It isn’t clear if “Vision of Hope” is going to be a turning point of Star Wars Rebel’s first season, but does seem like it. The Ghost crew finds themselves in an extremely bad spot by the end of the episode, but has Hera says, there’s always hope. Other shows would probably have ended on a down, dark beat, but this iteration of Star Wars is inherently positive, and even in the aftermath of the episode’s big reveal, it still emphasizes that the team isn’t about to give up.
The big reveal, of course, is that senator-in-exile Gall Trayvis, he of the secret transmissions that further the rebels’ cause, was working for the Empire the whole time. It’s an ingenious plan, to be sure–what better way to control a rebellion than by being part of the leadership that manages it–if slightly predictable. Well, predictable to us, we being savvy to the tricks, beats, and rhythms of television betrayal tropes (I mean, Trayvis questioning whether the Ghost crew was working with other rebellious groups was a dead giveaway). But I can certainly see younger audiences being shocked at the discovery; I wish I was young again just to experience those kinds of revelations.
Really, though, I should’ve recognize the inevitable betrayal earlier, right when they re-introduced Zare Leonis, who stayed behind as part of the Stormtrooper cadet program way back in “Breaking Ranks.” A thousand credits says Zare becomes the new inside-spy for the Ghost crew, and it’ll interesting to see a younger, more reluctant person as the go-between. Heck, there’s already trust issues, as Ezra has yet to tell Zare his real name. There’s a lot of potential for some real conflict here; as of now, he’s only here to confirm what Kanan already suspected: the Empire is baiting them into a trap.

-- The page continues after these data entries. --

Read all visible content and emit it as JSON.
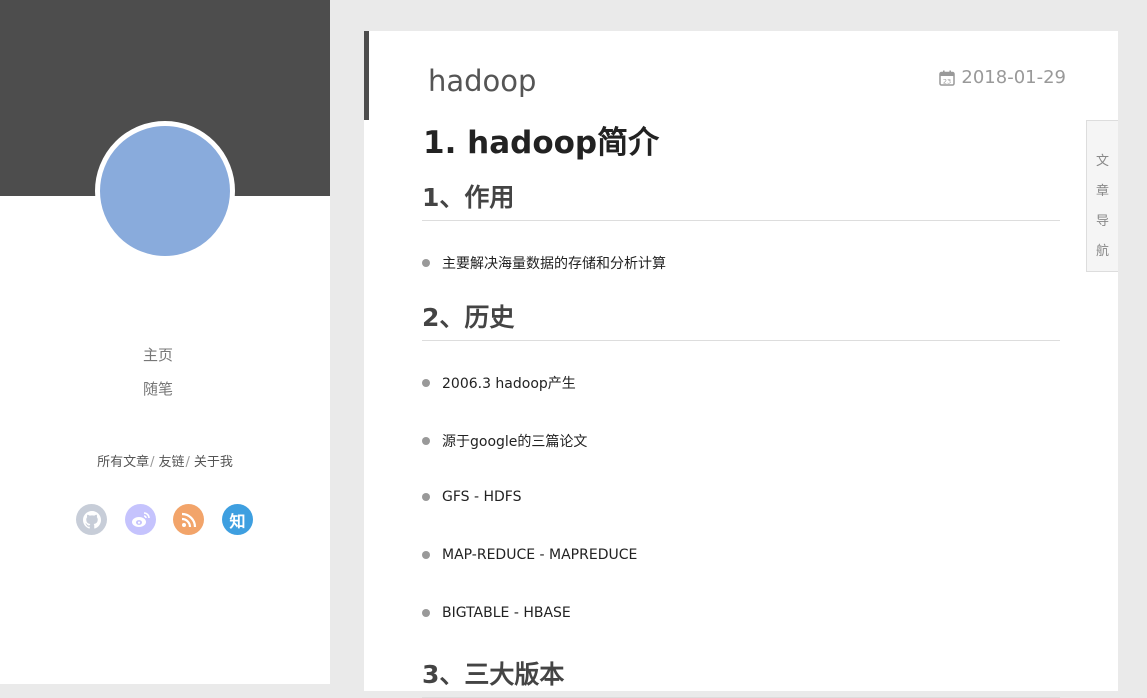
{
  "sidebar": {
    "nav": [
      {
        "label": "主页"
      },
      {
        "label": "随笔"
      }
    ],
    "links": [
      {
        "label": "所有文章"
      },
      {
        "label": "友链"
      },
      {
        "label": "关于我"
      }
    ],
    "link_separator": "/",
    "socials": [
      {
        "icon": "github-icon",
        "color": "#c7cdd8"
      },
      {
        "icon": "weibo-icon",
        "color": "#c5c3fd"
      },
      {
        "icon": "rss-icon",
        "color": "#f2a46a"
      },
      {
        "icon": "zhihu-icon",
        "color": "#3e9fe0",
        "glyph": "知"
      }
    ]
  },
  "post": {
    "title": "hadoop",
    "date": "2018-01-29",
    "calendar_day": "23",
    "h1": "1. hadoop简介",
    "sections": [
      {
        "heading": "1、作用",
        "items": [
          "主要解决海量数据的存储和分析计算"
        ]
      },
      {
        "heading": "2、历史",
        "items": [
          "2006.3 hadoop产生",
          "源于google的三篇论文",
          "GFS - HDFS",
          "MAP-REDUCE - MAPREDUCE",
          "BIGTABLE - HBASE"
        ]
      },
      {
        "heading": "3、三大版本",
        "items": []
      }
    ]
  },
  "toc": {
    "chars": [
      "文",
      "章",
      "导",
      "航"
    ]
  }
}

I had my reservations about this episode at the beginning. It felt as if it was running through the same kind of beats we’ve seen over and over again: Ezra struggling with some aspect of Force training, Kanan frustrated at it all, and a typical run-and-gun-type mission where the team has to escort an innocent person to safety, completely with simplistic quips and jabs at each other. Certainly nothing is wrong with that, but it does kind of feel like we should be moving forward in some way. This isn’t quite the show that can thrive on amazing action sequences or hilarious interactions.

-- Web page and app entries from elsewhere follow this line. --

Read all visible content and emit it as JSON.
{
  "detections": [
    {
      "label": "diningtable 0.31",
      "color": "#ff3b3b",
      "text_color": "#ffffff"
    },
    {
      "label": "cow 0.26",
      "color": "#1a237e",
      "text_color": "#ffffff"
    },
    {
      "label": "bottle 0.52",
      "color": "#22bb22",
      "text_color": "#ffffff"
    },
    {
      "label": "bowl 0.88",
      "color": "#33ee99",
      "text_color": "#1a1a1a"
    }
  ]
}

Trayvis’ treachery gives the episode the kind of spark it needs, but more importantly, it showcases once again how awesome Hera is. Hera is idealistic deep down, but she never lets that idealism cloud her instincts. We got a sense of that back in “Out of Darkness,” and here she recognizes Trayvis is full of crap almost immediately (while I think she expected something was up when they first meet the senator, she pretty much realized it when Trayvis was faking being out of breath). Yet she continued to hope that Trayvis was still on their side, like Ezra, but never let that belief blind her to the evidence. Handing Trayvis the uncharged blaster was her way to confirm it, which he did, and it earned him a fist to the face.
Hera’s practical resolve contrasted nicely with Ezra’s visions. “Vision of Hope” laid bare the disparity between the optimism of “dreams” and the tangibility of realism, using emotions as the linchpin. Ezra placed so much hope into those visions, into the Force–into Trayvis’ helpfulness and connection to his parents–and he isn’t wrong when he claims that he should be trusting the Force. But as Kanan says, his emotions clouded those visions, another lesson the young Jedi learned the hard way. Hope should a motivator, not a guiding principle.
That’s the subtext to that final conversation between Hera and Ezra at the end of the episode. I wish it was longer, akin to the kind of close, character-revealing conversation she and Sabine had in “Out of Darkness,” but we do learn that Hera, too, was shocked by the senator’s double-cross, but more importantly, it never killed her hope. She still believes they can fight the Empire, that there are answers still out there, and that tiny moment of silence between them means that Ezra still believes, too.
- THIS WEEK IN EMPIRE EVILNESS: Everything. The whole episode is an elaborate Empire plot.
- Speaking of which, I’m still convinced Chopper is an Empire plant. He nearly cuts off Kanan’s head when he enters the sewers, and is apparently disappointed to find the crew alive on their escape.
- A small but noticeable nitpick: when the Ghost crew run out of the Old Republic Senate building with Trayvis in tow, there’s a Empire ship that arrives, causing the crew to fire at it. A few cuts later, the ship is completely gone. Did I miss something or was that just a glaring mistake?
- Took me longer than expected but I finally finished season four of Clone Wars. Better than two and three, the season smartly dropped all “political” episodes and focused on galactic craziness, like season one. It also brought back Maul for what seems to be a season five big bad (and a big bad is something this show needed for a while).